Directions ▸
Return the records in full, exactly as given.

□ □ □ □

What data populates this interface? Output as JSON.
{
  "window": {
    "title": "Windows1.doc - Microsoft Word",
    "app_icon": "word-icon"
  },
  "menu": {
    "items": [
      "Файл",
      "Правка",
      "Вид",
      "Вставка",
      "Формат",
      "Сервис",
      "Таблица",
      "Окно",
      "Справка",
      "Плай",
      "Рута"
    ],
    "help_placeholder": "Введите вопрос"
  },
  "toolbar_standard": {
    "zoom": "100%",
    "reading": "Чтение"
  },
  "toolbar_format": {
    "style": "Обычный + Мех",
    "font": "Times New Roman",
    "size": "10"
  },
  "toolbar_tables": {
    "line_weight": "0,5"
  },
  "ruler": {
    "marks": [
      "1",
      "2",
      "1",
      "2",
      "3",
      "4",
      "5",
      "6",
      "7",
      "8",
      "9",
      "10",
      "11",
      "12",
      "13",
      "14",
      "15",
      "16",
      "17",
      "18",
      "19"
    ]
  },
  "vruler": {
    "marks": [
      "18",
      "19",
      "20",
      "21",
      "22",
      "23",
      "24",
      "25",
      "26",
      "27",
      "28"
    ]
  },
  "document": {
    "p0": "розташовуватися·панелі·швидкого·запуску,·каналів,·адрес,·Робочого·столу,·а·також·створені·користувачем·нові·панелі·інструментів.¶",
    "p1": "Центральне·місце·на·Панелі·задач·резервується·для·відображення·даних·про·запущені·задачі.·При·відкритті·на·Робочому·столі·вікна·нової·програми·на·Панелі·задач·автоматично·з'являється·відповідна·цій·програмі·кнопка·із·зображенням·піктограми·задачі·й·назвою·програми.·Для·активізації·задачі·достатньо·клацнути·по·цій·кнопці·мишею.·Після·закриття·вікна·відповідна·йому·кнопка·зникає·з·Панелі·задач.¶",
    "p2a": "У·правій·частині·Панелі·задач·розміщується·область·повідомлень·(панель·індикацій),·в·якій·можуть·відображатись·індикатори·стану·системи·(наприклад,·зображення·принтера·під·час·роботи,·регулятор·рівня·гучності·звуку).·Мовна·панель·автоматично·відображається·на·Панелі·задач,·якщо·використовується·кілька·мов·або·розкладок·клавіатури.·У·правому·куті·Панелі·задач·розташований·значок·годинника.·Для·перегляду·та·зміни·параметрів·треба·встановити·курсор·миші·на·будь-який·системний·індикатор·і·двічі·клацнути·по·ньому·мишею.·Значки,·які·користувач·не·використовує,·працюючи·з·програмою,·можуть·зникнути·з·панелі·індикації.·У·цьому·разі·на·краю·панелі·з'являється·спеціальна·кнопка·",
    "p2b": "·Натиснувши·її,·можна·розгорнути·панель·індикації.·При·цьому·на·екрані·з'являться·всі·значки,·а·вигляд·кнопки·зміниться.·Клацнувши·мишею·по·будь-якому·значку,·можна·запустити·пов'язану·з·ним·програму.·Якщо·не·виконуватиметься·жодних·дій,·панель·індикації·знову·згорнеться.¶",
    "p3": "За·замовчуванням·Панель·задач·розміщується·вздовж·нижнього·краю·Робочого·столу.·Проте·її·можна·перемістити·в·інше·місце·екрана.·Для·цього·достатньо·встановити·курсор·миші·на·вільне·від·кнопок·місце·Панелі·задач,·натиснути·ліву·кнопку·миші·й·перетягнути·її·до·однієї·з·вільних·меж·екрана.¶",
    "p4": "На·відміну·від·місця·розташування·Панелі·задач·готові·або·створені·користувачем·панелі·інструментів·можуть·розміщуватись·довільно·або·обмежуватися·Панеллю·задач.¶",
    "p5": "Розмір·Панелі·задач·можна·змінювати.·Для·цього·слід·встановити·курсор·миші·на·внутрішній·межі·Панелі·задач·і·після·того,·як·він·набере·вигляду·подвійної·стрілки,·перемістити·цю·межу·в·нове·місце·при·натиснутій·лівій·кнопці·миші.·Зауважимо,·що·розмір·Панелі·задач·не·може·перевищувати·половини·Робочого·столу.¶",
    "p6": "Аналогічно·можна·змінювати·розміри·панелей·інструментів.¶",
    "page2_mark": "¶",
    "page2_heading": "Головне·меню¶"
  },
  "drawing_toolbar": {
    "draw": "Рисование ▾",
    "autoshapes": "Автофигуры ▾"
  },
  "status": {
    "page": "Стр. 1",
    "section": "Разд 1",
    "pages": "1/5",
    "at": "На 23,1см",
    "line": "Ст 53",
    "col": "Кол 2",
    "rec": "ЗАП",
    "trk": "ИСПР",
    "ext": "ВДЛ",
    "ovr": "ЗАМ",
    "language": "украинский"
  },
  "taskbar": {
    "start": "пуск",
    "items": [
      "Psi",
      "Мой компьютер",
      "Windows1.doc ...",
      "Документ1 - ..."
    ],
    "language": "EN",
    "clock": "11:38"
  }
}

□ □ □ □

Result of this exercise ▸
What data populates this interface? Output as JSON.
{
  "window": {
    "title": "Windows1.doc - Microsoft Word",
    "app_icon": "word-icon"
  },
  "menu": {
    "items": [
      "Файл",
      "Правка",
      "Вид",
      "Вставка",
      "Формат",
      "Сервис",
      "Таблица",
      "Окно",
      "Справка",
      "Плай",
      "Рута"
    ],
    "help_placeholder": "Введите вопрос"
  },
  "toolbar_standard": {
    "zoom": "100%",
    "reading": "Чтение"
  },
  "toolbar_format": {
    "style": "Обычный + Мех",
    "font": "Times New Roman",
    "size": "10"
  },
  "toolbar_tables": {
    "line_weight": "0,5"
  },
  "ruler": {
    "marks": [
      "1",
      "2",
      "1",
      "2",
      "3",
      "4",
      "5",
      "6",
      "7",
      "8",
      "9",
      "10",
      "11",
      "12",
      "13",
      "14",
      "15",
      "16",
      "17",
      "18",
      "19"
    ]
  },
  "vruler": {
    "marks": [
      "18",
      "19",
      "20",
      "21",
      "22",
      "23",
      "24",
      "25",
      "26",
      "27",
      "28"
    ]
  },
  "document": {
    "p0": "розташовуватися·панелі·швидкого·запуску,·каналів,·адрес,·Робочого·столу,·а·також·створені·користувачем·нові·панелі·інструментів.¶",
    "p1": "Центральне·місце·на·Панелі·задач·резервується·для·відображення·даних·про·запущені·задачі.·При·відкритті·на·Робочому·столі·вікна·нової·програми·на·Панелі·задач·автоматично·з'являється·відповідна·цій·програмі·кнопка·із·зображенням·піктограми·задачі·й·назвою·програми.·Для·активізації·задачі·достатньо·клацнути·по·цій·кнопці·мишею.·Після·закриття·вікна·відповідна·йому·кнопка·зникає·з·Панелі·задач.¶",
    "p2a": "У·правій·частині·Панелі·задач·розміщується·область·повідомлень·(панель·індикацій),·в·якій·можуть·відображатись·індикатори·стану·системи·(наприклад,·зображення·принтера·під·час·роботи,·регулятор·рівня·гучності·звуку).·Мовна·панель·автоматично·відображається·на·Панелі·задач,·якщо·використовується·кілька·мов·або·розкладок·клавіатури.·У·правому·куті·Панелі·задач·розташований·значок·годинника.·Для·перегляду·та·зміни·параметрів·треба·встановити·курсор·миші·на·будь-який·системний·індикатор·і·двічі·клацнути·по·ньому·мишею.·Значки,·які·користувач·не·використовує,·працюючи·з·програмою,·можуть·зникнути·з·панелі·індикації.·У·цьому·разі·на·краю·панелі·з'являється·спеціальна·кнопка·",
    "p2b": "·Натиснувши·її,·можна·розгорнути·панель·індикації.·При·цьому·на·екрані·з'являться·всі·значки,·а·вигляд·кнопки·зміниться.·Клацнувши·мишею·по·будь-якому·значку,·можна·запустити·пов'язану·з·ним·програму.·Якщо·не·виконуватиметься·жодних·дій,·панель·індикації·знову·згорнеться.¶",
    "p3": "За·замовчуванням·Панель·задач·розміщується·вздовж·нижнього·краю·Робочого·столу.·Проте·її·можна·перемістити·в·інше·місце·екрана.·Для·цього·достатньо·встановити·курсор·миші·на·вільне·від·кнопок·місце·Панелі·задач,·натиснути·ліву·кнопку·миші·й·перетягнути·її·до·однієї·з·вільних·меж·екрана.¶",
    "p4": "На·відміну·від·місця·розташування·Панелі·задач·готові·або·створені·користувачем·панелі·інструментів·можуть·розміщуватись·довільно·або·обмежуватися·Панеллю·задач.¶",
    "p5": "Розмір·Панелі·задач·можна·змінювати.·Для·цього·слід·встановити·курсор·миші·на·внутрішній·межі·Панелі·задач·і·після·того,·як·він·набере·вигляду·подвійної·стрілки,·перемістити·цю·межу·в·нове·місце·при·натиснутій·лівій·кнопці·миші.·Зауважимо,·що·розмір·Панелі·задач·не·може·перевищувати·половини·Робочого·столу.¶",
    "p6": "Аналогічно·можна·змінювати·розміри·панелей·інструментів.¶",
    "page2_mark": "¶",
    "page2_heading": "Головне·меню¶"
  },
  "drawing_toolbar": {
    "draw": "Рисование ▾",
    "autoshapes": "Автофигуры ▾"
  },
  "status": {
    "page": "Стр. 1",
    "section": "Разд 1",
    "pages": "1/5",
    "at": "На 23,1см",
    "line": "Ст 53",
    "col": "Кол 2",
    "rec": "ЗАП",
    "trk": "ИСПР",
    "ext": "ВДЛ",
    "ovr": "ЗАМ",
    "language": "украинский"
  },
  "taskbar": {
    "start": "пуск",
    "items": [
      "Psi",
      "Мой компьютер",
      "Windows1.doc ...",
      "Документ1 - ..."
    ],
    "language": "EN",
    "clock": "11:38"
  }
}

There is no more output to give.